For decades now, the Republican Party has been honing its reputation for hostility toward the downtrodden, the poor, the disadvantaged. While a few of its leaders have tried to either shed that image or to dress it up with a more appealing facade — think George W. Bush’s “compassionate conservatism” — lately the GOP has been enthusiastically embracing its inner Ebenezer Scrooge.
Consider its all-out assault on one of the government’s most venerable programs to assist the most vulnerable, the Supplemental Nutrition Assistance Program, usually known as “food stamps.” Last month, the GOP-dominated House passed an agriculture bill that omitted funding for the food stamp program — partly because the Republican caucus disagreed over whether cuts to the program should be merely harsh or extremely severe. Congressional conservatives have said they also want to include a work requirement and mandatory drug tests for beneficiaries.
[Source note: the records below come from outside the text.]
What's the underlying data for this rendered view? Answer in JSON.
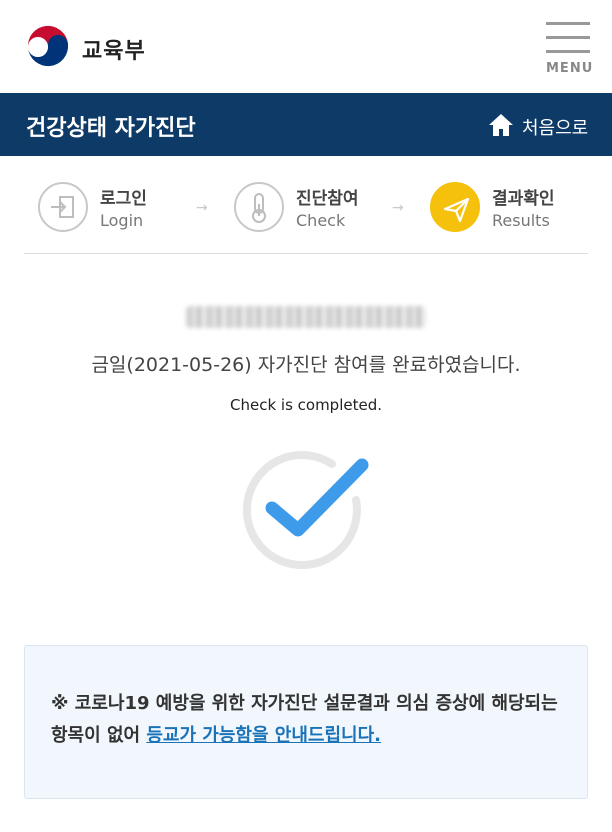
{
  "header": {
    "logo_text": "교육부",
    "menu_label": "MENU"
  },
  "titlebar": {
    "title": "건강상태 자가진단",
    "home_label": "처음으로"
  },
  "steps": [
    {
      "ko": "로그인",
      "en": "Login",
      "icon": "login-icon",
      "active": false
    },
    {
      "ko": "진단참여",
      "en": "Check",
      "icon": "thermometer-icon",
      "active": false
    },
    {
      "ko": "결과확인",
      "en": "Results",
      "icon": "send-icon",
      "active": true
    }
  ],
  "step_arrow": "→",
  "result": {
    "message_ko": "금일(2021-05-26) 자가진단 참여를 완료하였습니다.",
    "message_en": "Check is completed.",
    "check_icon": "check-circle-icon"
  },
  "notice": {
    "text": "※ 코로나19 예방을 위한 자가진단 설문결과 의심 증상에 해당되는 항목이 없어 ",
    "link_text": "등교가 가능함을 안내드립니다."
  },
  "colors": {
    "header_bg": "#0e3a67",
    "active_step": "#f5c10c",
    "check_blue": "#3d9be9",
    "link_blue": "#1a73b8"
  }
}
Not so long ago, hardliners sought to cloak this sort of cruelty in the language of the greater good: the need to reduce government spending. But last month’s bill didn’t even attempt that pretense: It included billions in agricultural subsidies for wealthy farming interests, including some Republican members of Congress. It was the first time since 1973 that the House of Representatives omitted the food stamp program from the farm bill.
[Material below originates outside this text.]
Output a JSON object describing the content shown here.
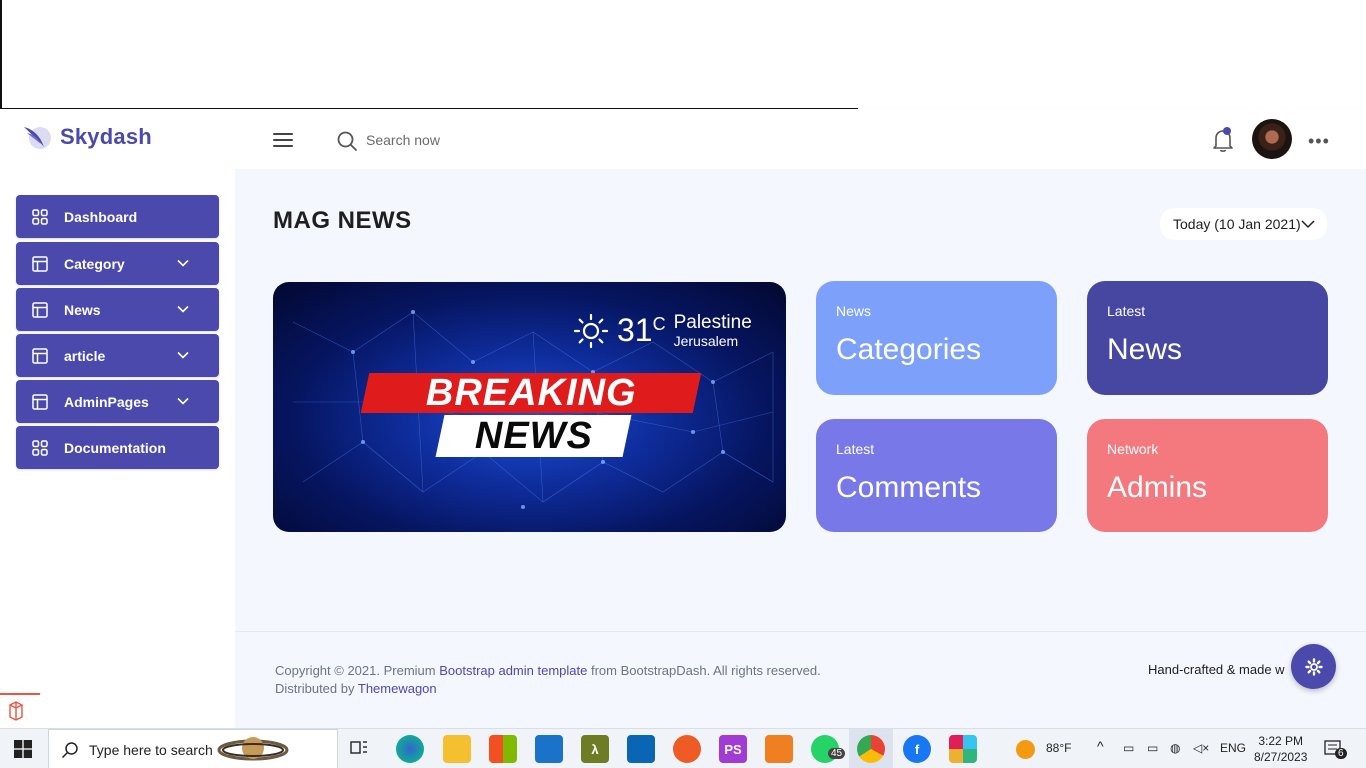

“It sounds to me like we’re in a downright mean time,” said Bill Bolling, founder and executive director of the Atlanta Community Food Bank, which procured and distributed 45 million pounds of donated food and groceries in the last year. He said that his agency has doubled its distribution over the last four years, since the Great Recession devastated household incomes.
The profile of his client base has changed, too, over the last four years, he said. About 20 percent of beneficiaries report that this is the first time they’ve ever asked for assistance from government or charitable programs. Among them are people who once belonged to the secure middle class; some were formerly donors or volunteers at the food bank.
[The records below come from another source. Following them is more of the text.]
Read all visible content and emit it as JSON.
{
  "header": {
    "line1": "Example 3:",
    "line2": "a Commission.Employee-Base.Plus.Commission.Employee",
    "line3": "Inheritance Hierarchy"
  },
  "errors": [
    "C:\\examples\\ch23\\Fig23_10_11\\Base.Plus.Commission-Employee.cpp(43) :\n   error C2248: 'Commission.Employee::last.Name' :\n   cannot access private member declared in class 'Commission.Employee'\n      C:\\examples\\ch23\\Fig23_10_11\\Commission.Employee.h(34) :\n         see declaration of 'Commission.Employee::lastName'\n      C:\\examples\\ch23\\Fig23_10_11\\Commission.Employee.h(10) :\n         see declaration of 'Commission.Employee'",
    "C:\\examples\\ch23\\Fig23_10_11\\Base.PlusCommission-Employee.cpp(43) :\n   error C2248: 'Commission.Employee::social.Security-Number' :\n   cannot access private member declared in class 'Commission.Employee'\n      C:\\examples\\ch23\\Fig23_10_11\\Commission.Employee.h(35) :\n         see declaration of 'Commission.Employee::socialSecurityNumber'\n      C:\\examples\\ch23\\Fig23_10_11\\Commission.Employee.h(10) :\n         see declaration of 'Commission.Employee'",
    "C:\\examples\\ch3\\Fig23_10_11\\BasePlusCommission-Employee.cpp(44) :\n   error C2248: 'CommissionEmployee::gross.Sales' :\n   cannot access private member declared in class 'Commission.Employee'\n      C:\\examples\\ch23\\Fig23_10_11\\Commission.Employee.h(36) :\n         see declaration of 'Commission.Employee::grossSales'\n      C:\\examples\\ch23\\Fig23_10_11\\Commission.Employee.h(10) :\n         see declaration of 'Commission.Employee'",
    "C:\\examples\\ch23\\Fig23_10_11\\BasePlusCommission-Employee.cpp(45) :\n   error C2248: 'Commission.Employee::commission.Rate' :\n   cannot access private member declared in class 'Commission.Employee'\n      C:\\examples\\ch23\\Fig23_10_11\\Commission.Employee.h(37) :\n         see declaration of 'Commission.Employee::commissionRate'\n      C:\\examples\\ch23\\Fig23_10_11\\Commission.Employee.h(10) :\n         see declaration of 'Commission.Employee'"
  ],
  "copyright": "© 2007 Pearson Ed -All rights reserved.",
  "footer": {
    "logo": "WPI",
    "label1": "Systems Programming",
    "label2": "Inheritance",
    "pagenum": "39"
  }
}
Moreover, Bolling said, about half the people who seek food assistance have jobs.
“They’re keeping their part of the social contract. They are getting up every day and going to a job, maybe two jobs. If a man gets up and goes to work every day, I don’t care what his job is, he ought to be able to feed his family,” he said.